I wanted a nice worn matallic texture to the lamp, even though my daughter had decreed it needed to be pink! So I decided to cover it in tissue paper to get a crinckeled texture. I did this by laying the tissue on in one two or three sheets, dry and then adding the watered down PVA with a thick paint brush. Dad had also made a ball of papier mache about 1.5 cm tall which I covered – this would be the bobble/handle for the lid.

lid overed in tissue paper

lid without handle

Once it was all dry – I used a hot melt glue gun to attatch the bobble.

hot melt glue gun adds bobble

body of lamp covered in tissue

I then had a white textured lamp ready for painting.

tissue covered for texture

Jean then painted her lamp and the lid pink with a little help.

about to start work jeany painting her genie lamp

pink lamp

Once dry we applied gold poster paint with a tissue so that it only went on the raised wrinkels of the lamp.

PVA'd lamp

We then PVA’d it with neat PVA glue as a sort of sealing coat.

painted pink with lid

The PVA dulled the metallic luster of the gold which was a same but it still had a sort of metalleness about even if it was pink!

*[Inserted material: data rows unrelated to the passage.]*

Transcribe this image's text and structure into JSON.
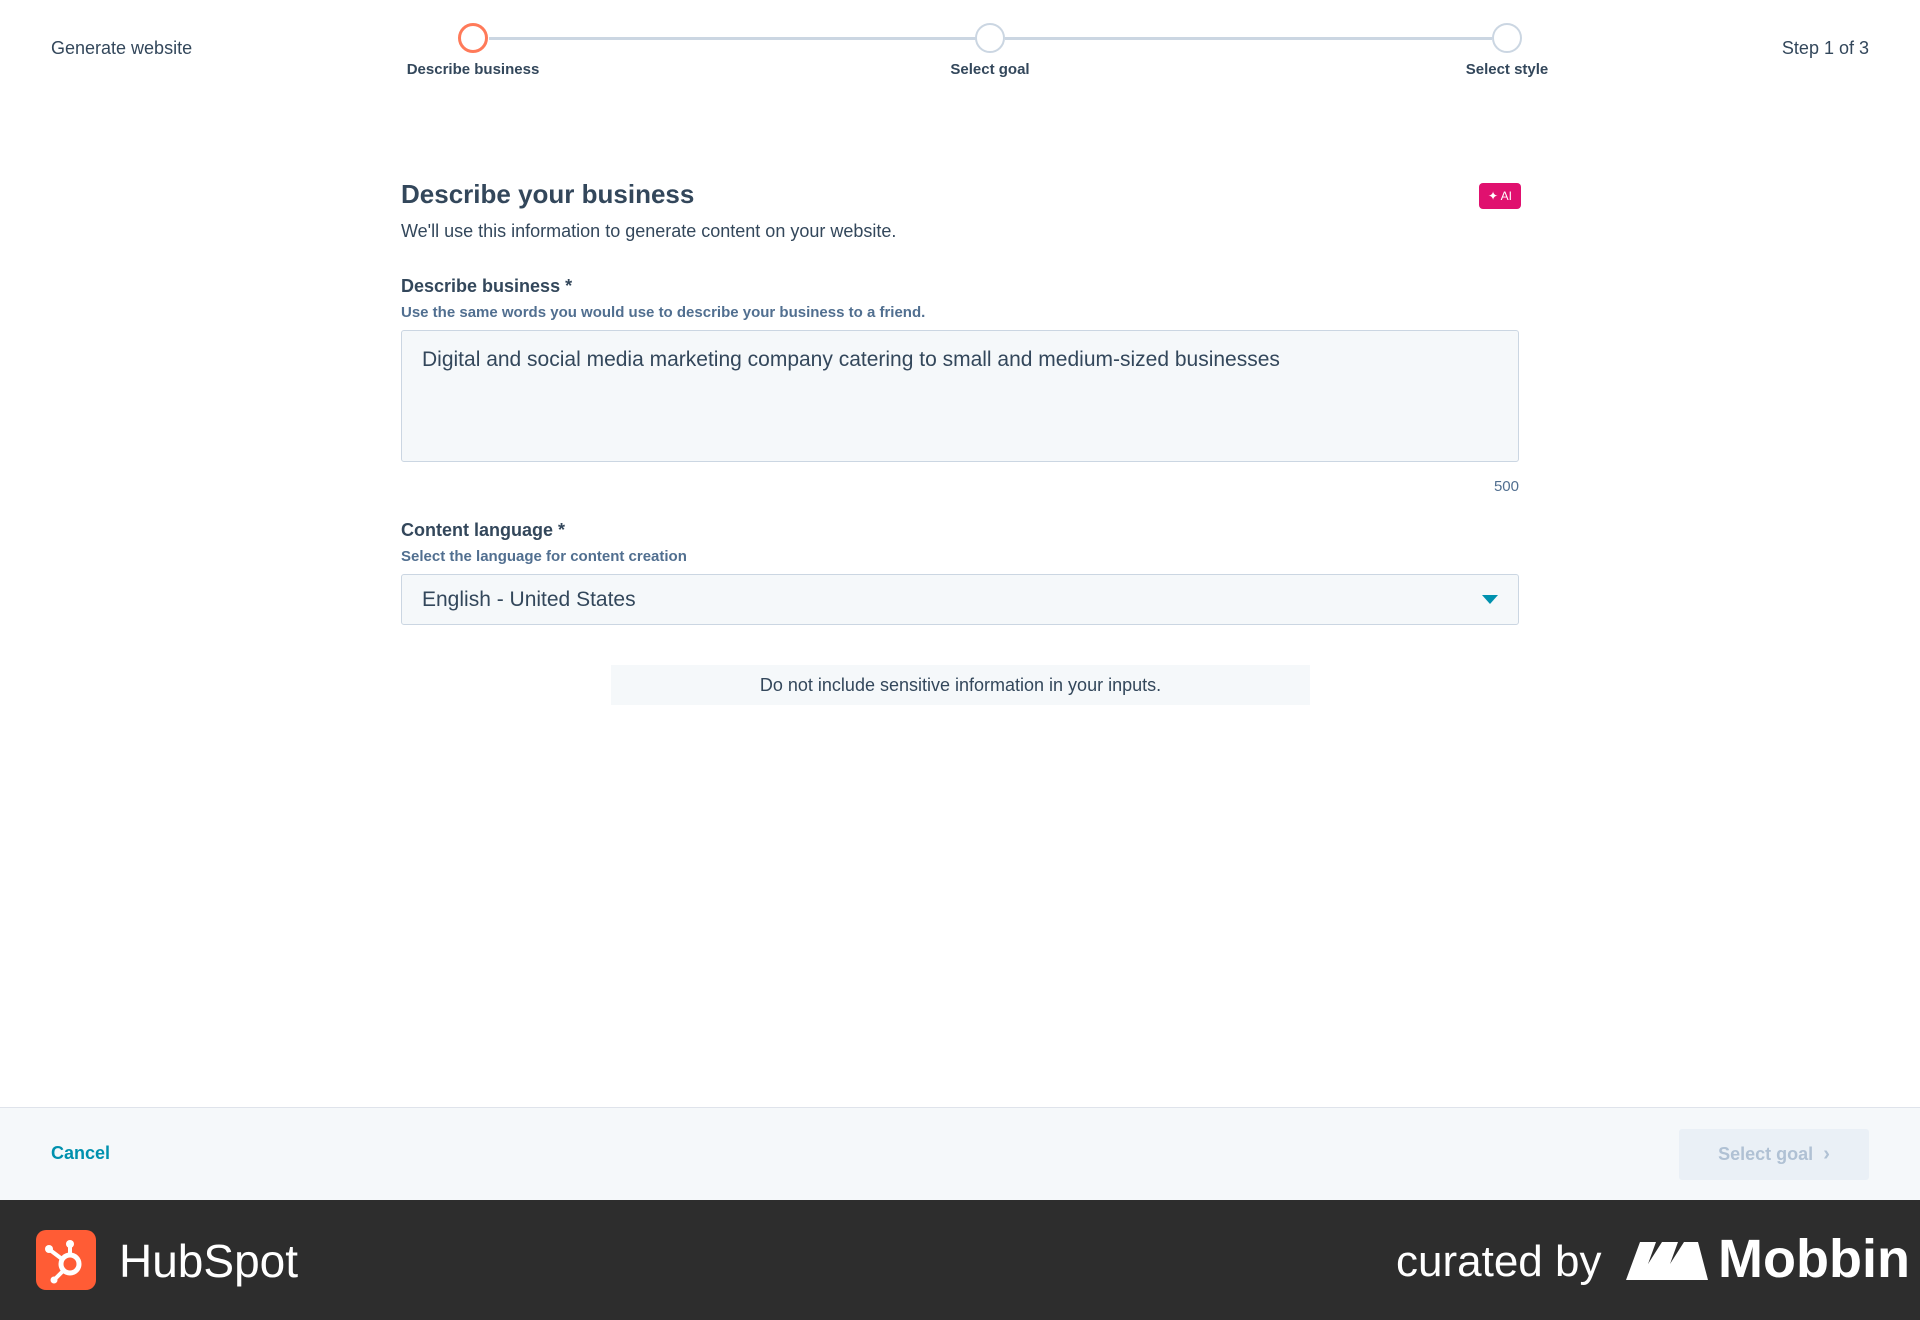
{
  "header": {
    "app_title": "Generate website",
    "step_counter": "Step 1 of 3",
    "steps": [
      {
        "label": "Describe business",
        "state": "active"
      },
      {
        "label": "Select goal",
        "state": "pending"
      },
      {
        "label": "Select style",
        "state": "pending"
      }
    ]
  },
  "form": {
    "title": "Describe your business",
    "ai_badge": "✦ AI",
    "subtitle": "We'll use this information to generate content on your website.",
    "business": {
      "label": "Describe business *",
      "help": "Use the same words you would use to describe your business to a friend.",
      "value": "Digital and social media marketing company catering to small and medium-sized businesses",
      "char_count": "500"
    },
    "language": {
      "label": "Content language *",
      "help": "Select the language for content creation",
      "selected": "English - United States"
    },
    "notice": "Do not include sensitive information in your inputs."
  },
  "footer": {
    "cancel_label": "Cancel",
    "next_label": "Select goal",
    "next_chevron": "›"
  },
  "branding": {
    "app_name": "HubSpot",
    "curated_by": "curated by",
    "curator": "Mobbin"
  },
  "colors": {
    "accent": "#0091ae",
    "active_step": "#ff7a59",
    "ai_badge": "#e0116f",
    "hubspot_orange": "#ff5c35"
  }
}
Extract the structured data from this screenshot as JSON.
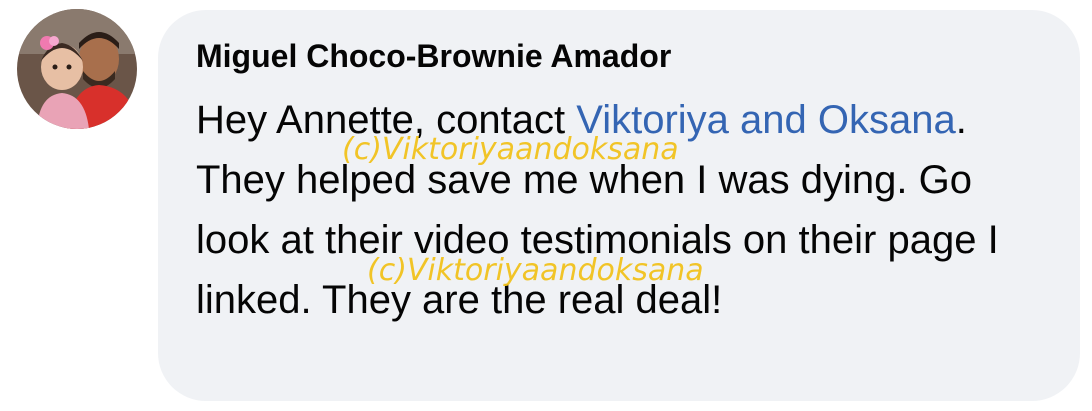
{
  "comment": {
    "author": "Miguel Choco-Brownie Amador",
    "message_before": "Hey Annette, contact ",
    "mention": "Viktoriya and Oksana",
    "message_after": ". They helped save me when I was dying. Go look at their video testimonials on their page I linked. They are the real deal!"
  },
  "watermark": {
    "text": "(c)Viktoriyaandoksana"
  },
  "colors": {
    "bubble": "#f0f2f5",
    "text": "#050505",
    "mention": "#3465b3",
    "watermark": "#f2c21c"
  }
}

I also made her a genie to in!

May 18, 2008

Painting A Tissue Mâché Castle


I made this castle with my two year old for her nursery’s “Prince and Princesses” week. I have split how we did it over three posts; this is the last one of the posts. In order they are:

*Making a skeleton castle *Making a tissue mâché castle *Painting a tissue mâché castle

We used a silver craft/poster paint and pots of yellow, orange and black paint we had picked up in Tesco’s. We also had a mixing pot, a water pot, one large children’s paint brush and one small children’s paint brush, plus some tissue to blot spills up! We also had a plastic mat on the floor to work on and a painting apron on the two year old. 🙂

paint ready to paint? mixing colours

We mixed the paint, which was mostly the silver paint with a little bit of black in it, as well as varying amounts of the yellow and orange in it.

mix it

We didn’t completely mix it up as we wanted a nice stony, mottled texture. We then painted the castle.

painting a bit patchy finished!

Obviously, with the uneven texture of the tissue castle, I had to go over it at the end, making sure all of it was covered in the paint. I also attempted to make sure the inside of the towers were painted.

washing brushes

Whilst I was doing this, Jean was washing the brushes out rather militantaly.


We then left it to dry.

ready to glaze

Once it had dried I made up a 3:1 PVA glue to water mix, which I painted onto the castle to seal it. This did, however, make the paint run slightly which didn’t really matter with the texture we were hoping for. But it still makes me wonder if I should have mixed the PVA glue with the paint in the first place and reduced the amount of drying time that we had.